International educational services have become one of the fastest-growing business sectors in the world. In the Middle East, in particular, there are significant, untapped opportunities for Ireland.
The technology-based learning specialist Eduware puts the value of the education sector in the Gulf Cooperation Council (GCC) region at $61bn (€51bn) and the share of private education at $5.5bn (€4.6bn). As the Gulf economies look to diversify, improve public sector efficiency and grow their private sector workforce, they are seeking a new mix of skills across disciplines and levels. According to PwC Middle East, governments in the region are encouraging public-private partnerships to meet increasing demand, and international partnerships are becoming increasingly sophisticated to offer the best of global good practice in a localised environment.
The Royal College of Surgeons in Ireland identified this opportunity over a decade ago and now operates campuses in Dubai and Bahrain. However, there is far wider potential, not just for our universities and institutes of technology - but also for companies in the education and training space. Those that seize the opportunity will find that they are, in many ways, pushing an open door. This is particularly the case in the UAE, where Ireland's education system is highly regarded.
This is evident from the large numbers of Irish teachers and nurses employed across the Emirates, as well as newer developments. For example, the Irish book publisher CJ Fallon recently entered a school-book partnership with the UAE Education Ministry. In January, a delegation from the ministry travelled to the Young Scientist Exhibition in Dublin, with a view to replicating the competition at home. In addition, the Ministry has stated its intention to recruit more Irish teachers and Irish inspectors, with immediate effect.
There are many examples of co-operation in the medical area too. The UAE is replicating Ireland's training system for paramedics and has committed to send 50 Emirati paramedics a year to Ireland for training. Similarly, the Dubai Ambulance Service follows Irish ambulance service guidelines, and the fit out of ambulances in Dubai is undertaken by three Irish companies.

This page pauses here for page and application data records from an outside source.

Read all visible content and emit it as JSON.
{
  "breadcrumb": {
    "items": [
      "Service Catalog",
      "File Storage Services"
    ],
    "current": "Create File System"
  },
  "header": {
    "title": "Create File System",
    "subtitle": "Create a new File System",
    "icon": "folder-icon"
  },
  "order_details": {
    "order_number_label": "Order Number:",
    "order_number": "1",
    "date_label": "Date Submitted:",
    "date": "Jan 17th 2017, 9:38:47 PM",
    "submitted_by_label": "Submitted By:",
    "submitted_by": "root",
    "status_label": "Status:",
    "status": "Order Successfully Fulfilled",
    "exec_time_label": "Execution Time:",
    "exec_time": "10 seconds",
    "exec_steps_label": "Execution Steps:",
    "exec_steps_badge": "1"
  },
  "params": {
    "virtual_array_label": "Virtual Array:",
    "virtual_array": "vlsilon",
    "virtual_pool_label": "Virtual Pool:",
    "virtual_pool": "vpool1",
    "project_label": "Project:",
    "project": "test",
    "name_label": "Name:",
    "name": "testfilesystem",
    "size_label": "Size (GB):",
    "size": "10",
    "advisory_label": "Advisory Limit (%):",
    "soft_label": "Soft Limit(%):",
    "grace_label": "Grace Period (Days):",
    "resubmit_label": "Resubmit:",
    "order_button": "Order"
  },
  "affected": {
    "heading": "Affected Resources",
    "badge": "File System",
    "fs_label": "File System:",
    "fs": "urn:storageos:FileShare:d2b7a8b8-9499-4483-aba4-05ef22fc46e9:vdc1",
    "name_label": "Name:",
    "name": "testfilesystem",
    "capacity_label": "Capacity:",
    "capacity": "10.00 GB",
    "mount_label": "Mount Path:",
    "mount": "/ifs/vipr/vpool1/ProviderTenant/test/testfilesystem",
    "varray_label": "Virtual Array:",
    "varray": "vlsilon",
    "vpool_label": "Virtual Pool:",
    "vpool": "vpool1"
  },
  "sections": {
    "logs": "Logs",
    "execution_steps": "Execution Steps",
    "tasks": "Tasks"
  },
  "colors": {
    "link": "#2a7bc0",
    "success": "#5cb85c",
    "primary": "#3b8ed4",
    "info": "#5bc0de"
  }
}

These developments suggest a receptive market, with significant potential for other Irish businesses. Enterprise Ireland's offices in Dubai, Riyadh and Doha can help companies will the right offering and ambition to understand the Gulf markets and their key players. We are also focused on helping our universities and institutes of technology win a greater share of students from the region. The UAE's outbound student mobility rate is one of the highest in the world.
Ireland is seen by the Arab world as providing a safe and welcoming environment, particularly for female students. In addition, given the evolving political landscape in the United States and the fact that Ireland will be the only English-speaking country in the EU after Brexit, we are uniquely positioned to attract high-quality Middle Eastern students.
However, the value of international students is not always fully understood in Ireland. The economic impacts can spill over into other sectors such as tourism. Students will be visited by their families and friends, and after they graduate they are likely to return with their own families.
A more diverse student population enables Irish students to build international contacts and gain a better understanding of other cultures, which is increasingly important in a globalised world. Equally, experience tells us that for overseas graduates, great memories of their student days and a deep appreciation of their formative years in Ireland foster long-term goodwill and international understanding. These graduates will, in effect, become a significant part of Ireland's new diaspora and a powerful asset in the decades ahead.
Eamon Sikafi advises on the Middle East and North Africa markets and is based in Enterprise Ireland's Dubai office
Sunday Indo Business